═══ AVAILABLE DATA

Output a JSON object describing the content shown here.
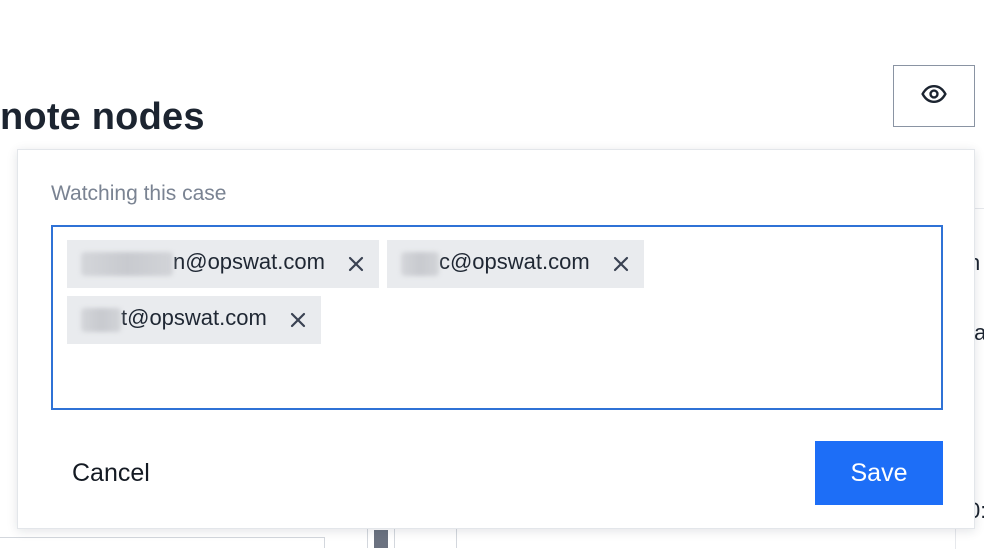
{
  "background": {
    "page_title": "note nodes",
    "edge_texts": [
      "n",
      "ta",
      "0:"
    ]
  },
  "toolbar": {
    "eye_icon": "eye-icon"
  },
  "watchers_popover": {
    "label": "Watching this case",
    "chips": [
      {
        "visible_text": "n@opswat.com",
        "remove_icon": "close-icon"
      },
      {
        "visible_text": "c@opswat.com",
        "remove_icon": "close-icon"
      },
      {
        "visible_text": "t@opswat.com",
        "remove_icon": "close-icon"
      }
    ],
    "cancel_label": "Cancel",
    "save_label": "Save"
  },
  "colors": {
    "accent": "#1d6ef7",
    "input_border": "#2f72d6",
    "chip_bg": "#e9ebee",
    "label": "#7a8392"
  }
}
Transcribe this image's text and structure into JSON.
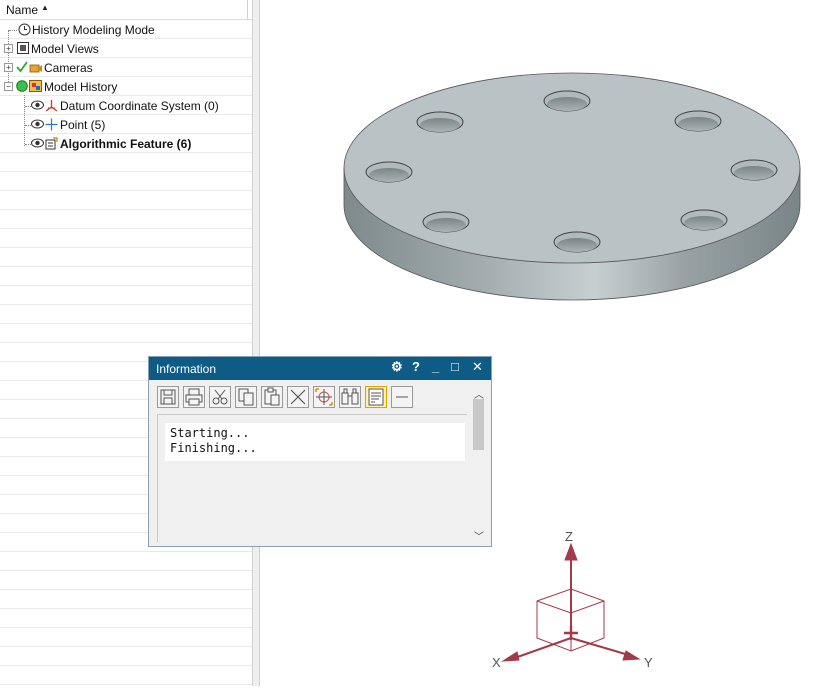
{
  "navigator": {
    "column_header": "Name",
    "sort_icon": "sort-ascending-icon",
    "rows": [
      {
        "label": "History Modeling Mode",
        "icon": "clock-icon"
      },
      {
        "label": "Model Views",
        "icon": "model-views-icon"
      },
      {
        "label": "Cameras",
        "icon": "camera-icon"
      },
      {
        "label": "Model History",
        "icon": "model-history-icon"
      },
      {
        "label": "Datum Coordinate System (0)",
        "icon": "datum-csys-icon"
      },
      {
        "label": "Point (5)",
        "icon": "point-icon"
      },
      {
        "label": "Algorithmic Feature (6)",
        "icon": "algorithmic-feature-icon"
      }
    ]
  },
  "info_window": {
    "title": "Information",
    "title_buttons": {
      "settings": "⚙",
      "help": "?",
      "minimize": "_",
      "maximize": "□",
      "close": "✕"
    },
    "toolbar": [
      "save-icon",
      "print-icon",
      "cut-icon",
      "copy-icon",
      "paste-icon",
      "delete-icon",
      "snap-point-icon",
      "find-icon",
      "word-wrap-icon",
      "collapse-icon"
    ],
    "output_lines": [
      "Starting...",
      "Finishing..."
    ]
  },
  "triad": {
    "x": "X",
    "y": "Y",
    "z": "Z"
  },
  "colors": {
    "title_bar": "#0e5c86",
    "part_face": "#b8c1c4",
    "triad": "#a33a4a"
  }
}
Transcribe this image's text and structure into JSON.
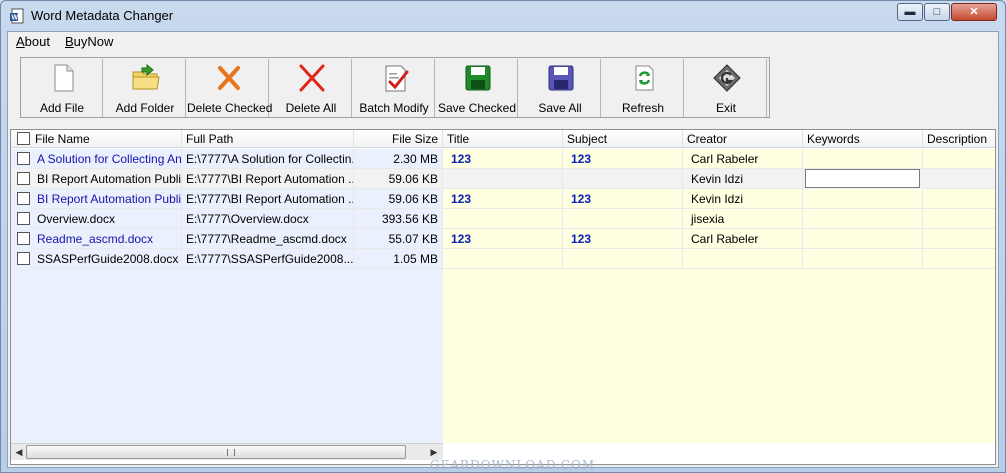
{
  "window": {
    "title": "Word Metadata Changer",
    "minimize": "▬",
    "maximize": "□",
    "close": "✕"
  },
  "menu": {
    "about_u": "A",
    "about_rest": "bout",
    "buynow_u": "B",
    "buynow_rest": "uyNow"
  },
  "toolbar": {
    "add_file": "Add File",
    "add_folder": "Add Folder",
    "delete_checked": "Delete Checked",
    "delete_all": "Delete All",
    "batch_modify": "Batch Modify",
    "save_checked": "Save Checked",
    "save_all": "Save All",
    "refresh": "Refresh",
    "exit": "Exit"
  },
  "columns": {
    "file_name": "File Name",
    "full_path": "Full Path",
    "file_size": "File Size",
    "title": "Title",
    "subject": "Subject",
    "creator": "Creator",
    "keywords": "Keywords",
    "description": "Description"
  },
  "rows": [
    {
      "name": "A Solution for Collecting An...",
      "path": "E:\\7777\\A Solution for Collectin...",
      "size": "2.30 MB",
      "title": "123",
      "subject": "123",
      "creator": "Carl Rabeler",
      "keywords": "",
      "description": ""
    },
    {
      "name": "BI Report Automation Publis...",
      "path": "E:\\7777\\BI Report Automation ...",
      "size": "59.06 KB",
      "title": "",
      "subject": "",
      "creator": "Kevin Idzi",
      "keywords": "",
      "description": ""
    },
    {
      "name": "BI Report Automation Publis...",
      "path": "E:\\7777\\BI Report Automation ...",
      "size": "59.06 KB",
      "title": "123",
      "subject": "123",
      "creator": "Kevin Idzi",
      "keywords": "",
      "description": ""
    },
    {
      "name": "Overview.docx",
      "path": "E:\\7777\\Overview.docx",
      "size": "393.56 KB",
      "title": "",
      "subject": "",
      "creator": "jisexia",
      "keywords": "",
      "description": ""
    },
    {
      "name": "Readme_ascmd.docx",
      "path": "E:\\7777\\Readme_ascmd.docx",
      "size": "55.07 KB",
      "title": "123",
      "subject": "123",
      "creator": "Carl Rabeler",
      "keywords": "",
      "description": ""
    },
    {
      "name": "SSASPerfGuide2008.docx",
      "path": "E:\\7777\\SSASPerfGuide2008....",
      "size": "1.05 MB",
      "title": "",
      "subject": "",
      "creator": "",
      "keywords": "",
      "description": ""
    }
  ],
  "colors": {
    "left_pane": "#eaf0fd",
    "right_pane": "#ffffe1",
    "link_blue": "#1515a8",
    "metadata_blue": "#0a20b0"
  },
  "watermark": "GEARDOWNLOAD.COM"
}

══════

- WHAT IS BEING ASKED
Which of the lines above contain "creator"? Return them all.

- WORKED SOLUTION
    "creator": "Creator",
      "creator": "Carl Rabeler",
      "creator": "Kevin Idzi",
      "creator": "Kevin Idzi",
      "creator": "jisexia",
      "creator": "Carl Rabeler",
      "creator": "",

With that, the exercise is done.